A pet bird may inhale the spores when a surface growing the fungus is disturbed. A dusty room and inadequate ventilation can make a pet bird more prone to aspergillosis. “Signs of aspergillosis may include a change in voice, reluctance to talk, respiratory click, and difficulty breathing, depending on where the lesion is,” said Margaret Wissman, DVM, Dip., ABVP – avian practice, in the July 2001 issue of BIRD TALK. “A bird may show exercise intolerance, increased respiratory rate, weight loss, muscle wasting, decreased appetite, diarrhea, increased urination, depression or lethargy,” she said.
Immediate Care: If a bird shows any of these symptoms, immediately consult an avian veterinarian to determine the cause. Birds with aspergillosis usually have an increased white blood cell count. Serology (blood tests) can demonstrate elevated titers against the organism or by elevated antibody titers. Endoscopy can be used to diagnose this disease as can protein electrophoresis of the blood, and radiographs can identify changes in the air sacs and lungs in advanced cases. Often, several different tests are necessary to correctly diagnose aspergillosis.
Long Term Care: Follow the recommendations for treatment by your avian vet. Itraconazole is a drug commonly used to treat birds with aspergillosis, Wissman said in the July 2001 article, but it should be used with caution in African greys. Other antifungal treatments are available. In addition to oral medication, adjunct therapy is usually necessary. Surgery or endoscopy may be used to remove lesions and nebulizing the bird with antifungal medication is helpful for respiratory cases.
Click on the body part or body system where your pet bird is having problems. For example, if your pet bird is experiencing diarrhea, click on Digestion.
If you don't know what is wrong with your pet bird, search by Sign. If your pet bird has already been diagnosed, search by Ailment.
Disclaimer: BirdChannel.com’s Diagnose Your Bird tool is intended for educational purposes only. It is not meant to replace the expertise and experience of a professional veterinarian. Do not use the information presented here to make decisions about your bird’s ailment. If you notice changes in your bird’s health or behavior, please take your pet to the nearest veterinarian or an emergency pet clinic as soon as possible.
Disclaimer: The posts and threads recorded in our message boards do not reflect the opinions of nor are endorsed by I-5 Publishing, LLC nor any of its employees.

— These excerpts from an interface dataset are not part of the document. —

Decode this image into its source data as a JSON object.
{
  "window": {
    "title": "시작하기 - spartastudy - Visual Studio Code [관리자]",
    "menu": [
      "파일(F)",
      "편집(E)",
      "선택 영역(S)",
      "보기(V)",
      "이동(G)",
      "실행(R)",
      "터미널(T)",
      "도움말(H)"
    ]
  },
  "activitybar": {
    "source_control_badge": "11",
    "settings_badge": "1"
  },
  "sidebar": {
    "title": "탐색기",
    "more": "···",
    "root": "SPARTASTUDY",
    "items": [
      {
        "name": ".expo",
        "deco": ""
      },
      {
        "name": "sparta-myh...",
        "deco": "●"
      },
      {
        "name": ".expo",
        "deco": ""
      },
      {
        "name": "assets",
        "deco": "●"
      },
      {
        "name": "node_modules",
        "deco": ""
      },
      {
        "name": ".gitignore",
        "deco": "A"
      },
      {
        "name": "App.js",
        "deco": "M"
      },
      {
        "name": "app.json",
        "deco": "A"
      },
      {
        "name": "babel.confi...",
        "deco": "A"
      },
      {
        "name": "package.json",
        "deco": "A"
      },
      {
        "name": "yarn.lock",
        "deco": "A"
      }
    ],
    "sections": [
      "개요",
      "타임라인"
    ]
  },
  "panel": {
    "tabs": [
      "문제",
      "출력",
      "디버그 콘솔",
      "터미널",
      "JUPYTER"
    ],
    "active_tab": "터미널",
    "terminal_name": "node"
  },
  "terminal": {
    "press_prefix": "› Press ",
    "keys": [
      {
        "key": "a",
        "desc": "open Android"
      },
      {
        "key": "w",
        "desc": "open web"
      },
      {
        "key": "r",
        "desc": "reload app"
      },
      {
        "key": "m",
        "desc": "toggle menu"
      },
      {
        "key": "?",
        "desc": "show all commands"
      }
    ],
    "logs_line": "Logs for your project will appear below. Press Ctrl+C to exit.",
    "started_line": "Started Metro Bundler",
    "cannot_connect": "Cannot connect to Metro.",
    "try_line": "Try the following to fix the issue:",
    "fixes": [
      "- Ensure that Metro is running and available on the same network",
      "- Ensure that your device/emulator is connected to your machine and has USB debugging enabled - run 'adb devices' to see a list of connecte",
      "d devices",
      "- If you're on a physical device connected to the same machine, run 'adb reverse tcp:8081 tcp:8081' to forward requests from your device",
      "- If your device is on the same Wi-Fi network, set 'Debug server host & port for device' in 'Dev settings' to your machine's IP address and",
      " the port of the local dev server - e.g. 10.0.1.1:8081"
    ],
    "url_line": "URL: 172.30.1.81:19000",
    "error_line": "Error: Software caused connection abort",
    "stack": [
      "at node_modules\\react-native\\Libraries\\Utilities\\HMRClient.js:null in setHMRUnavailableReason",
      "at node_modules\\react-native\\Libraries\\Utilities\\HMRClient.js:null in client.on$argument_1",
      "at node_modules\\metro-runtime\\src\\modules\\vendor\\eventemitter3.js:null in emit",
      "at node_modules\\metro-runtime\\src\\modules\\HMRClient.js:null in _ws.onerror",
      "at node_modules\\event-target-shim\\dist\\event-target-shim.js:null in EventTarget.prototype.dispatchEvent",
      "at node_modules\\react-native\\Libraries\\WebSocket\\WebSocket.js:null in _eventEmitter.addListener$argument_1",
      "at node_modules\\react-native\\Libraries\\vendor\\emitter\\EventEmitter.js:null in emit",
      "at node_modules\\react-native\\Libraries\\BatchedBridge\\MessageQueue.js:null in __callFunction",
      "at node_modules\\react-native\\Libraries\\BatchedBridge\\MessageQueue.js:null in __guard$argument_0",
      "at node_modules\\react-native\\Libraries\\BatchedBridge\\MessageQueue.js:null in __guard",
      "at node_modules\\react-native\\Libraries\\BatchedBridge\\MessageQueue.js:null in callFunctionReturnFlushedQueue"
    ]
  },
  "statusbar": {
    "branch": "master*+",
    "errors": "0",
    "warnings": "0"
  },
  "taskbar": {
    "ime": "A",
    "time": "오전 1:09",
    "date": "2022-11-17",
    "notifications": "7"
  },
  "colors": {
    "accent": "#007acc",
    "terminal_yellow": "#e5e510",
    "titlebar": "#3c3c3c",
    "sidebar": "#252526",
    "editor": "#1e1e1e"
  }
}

We are not responsible for the content of these posts and threads.